Tell Me A Story. . .Not
written by Paulissa Kipp
Stories -the opening of the heart, mind and mouth. Stories tug at the conscience and the heartstrings. Whether in the form of a well-written essay, editorial, sizzling beach read, steamy romance, inspirational biography – stories have the power to anger, heal, inspire curiosity, joy, sadness or action. But what does the truth do?
When meeting someone who has overcome obstacles, changed his or her life or enjoyed a modicum of success, the burning question is often phrased as “So what’s your story?” Not “What is your truth, but what is your story?” Are each of us living fiction? Of course not. We live truth each and every second of our lives.

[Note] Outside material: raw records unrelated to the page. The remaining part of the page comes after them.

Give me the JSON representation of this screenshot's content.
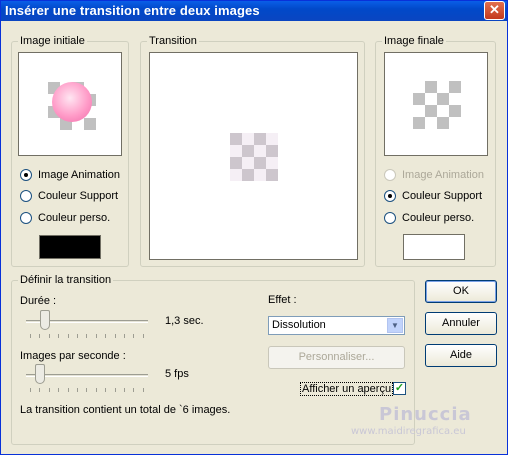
{
  "window": {
    "title": "Insérer une transition entre deux images",
    "close_label": "✕"
  },
  "initial": {
    "group_label": "Image initiale",
    "options": [
      "Image Animation",
      "Couleur Support",
      "Couleur perso."
    ],
    "selected_index": 0,
    "swatch_color": "#000000",
    "preview_icon": "pink-sphere-thumbnail"
  },
  "transition": {
    "group_label": "Transition",
    "preview_icon": "dissolve-thumbnail"
  },
  "final": {
    "group_label": "Image finale",
    "options": [
      "Image Animation",
      "Couleur Support",
      "Couleur perso."
    ],
    "selected_index": 1,
    "disabled_index": 0,
    "swatch_color": "#ffffff",
    "preview_icon": "checkerboard-thumbnail"
  },
  "define": {
    "group_label": "Définir la transition",
    "duration_label": "Durée :",
    "duration_value": "1,3 sec.",
    "duration_level": 0.15,
    "fps_label": "Images par seconde :",
    "fps_value": "5 fps",
    "fps_level": 0.1,
    "summary": "La transition contient un total de `6  images.",
    "effect_label": "Effet :",
    "effect_value": "Dissolution",
    "customize_label": "Personnaliser...",
    "preview_label": "Afficher un aperçu",
    "preview_checked": true
  },
  "buttons": {
    "ok": "OK",
    "cancel": "Annuler",
    "help": "Aide"
  },
  "watermark": {
    "name": "Pinuccia",
    "url": "www.maidiregrafica.eu"
  }
}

We may tell stories in the form of lies or exaggerations and we may delude ourselves regularly, but we LIVE truth.
An interesting dichotomy occurs when verbiage is changed from using the term story to using the term truth. Speakers, writers and creatives often clam up when asked to tell their truth. Yet truth-telling is one of the most healing experiences we can have.
When I first began speaking openly about life as a survivor of domestic violence and sexual assault as well as the challenges and blessings of mental health issues, many asked me about my “story” and many more squirmed when I told them my TRUTHS. Truth can make others uncomfortable, make others pity you, inspire others and even make some people vitriolic. I have been called a “negative Nellie” for sharing what the tougher days are like, self-aggrandizing when things are going well, selfish when I passionately practice self-care but rarely have I been called authentic. That’s OK; at the end of the day it doesn’t matter what others call me.
I don’t tell my truth for the benefit of others. I tell it because many of the most important life lessons I know have come because of struggle. I tell my truth to help myself heal. I tell my truth because strength lives in passionate vulnerability. I tell my truth because the Uni-verse blesses me and kisses my cheek each time I move through discomfort and face my truth. I tell my truth because advocacy needs the truth, unvarnished. I tell my truth because I have been silent for too long. I tell my truth because it is a core value for me. No more running away from myself. Our selves are the best detectives anyway ;0)
They always find us and confront us with our truths. I tell my truth because it is part of being intuitive.
Intuition is not about mysticism. I believe that intuition is about core values. When our core values are not in alignment, depression, frustration and resentment rear their ugly heads. If each of us can contribute to our own discomfort by not being authentic, we can also choose to lessen our discomfort by being authentic and vulnerable.
Drink deeply from your cup of courage and tell your truth, proudly and often. Your truth matters and the world needs to hear it.
“There is something sacred about taking pen to paper, listening to our spirit voice and moving where it leads us. When we listen to that voice, we learn where love lives. The Creative Link course can help to reconnect you with that spirit.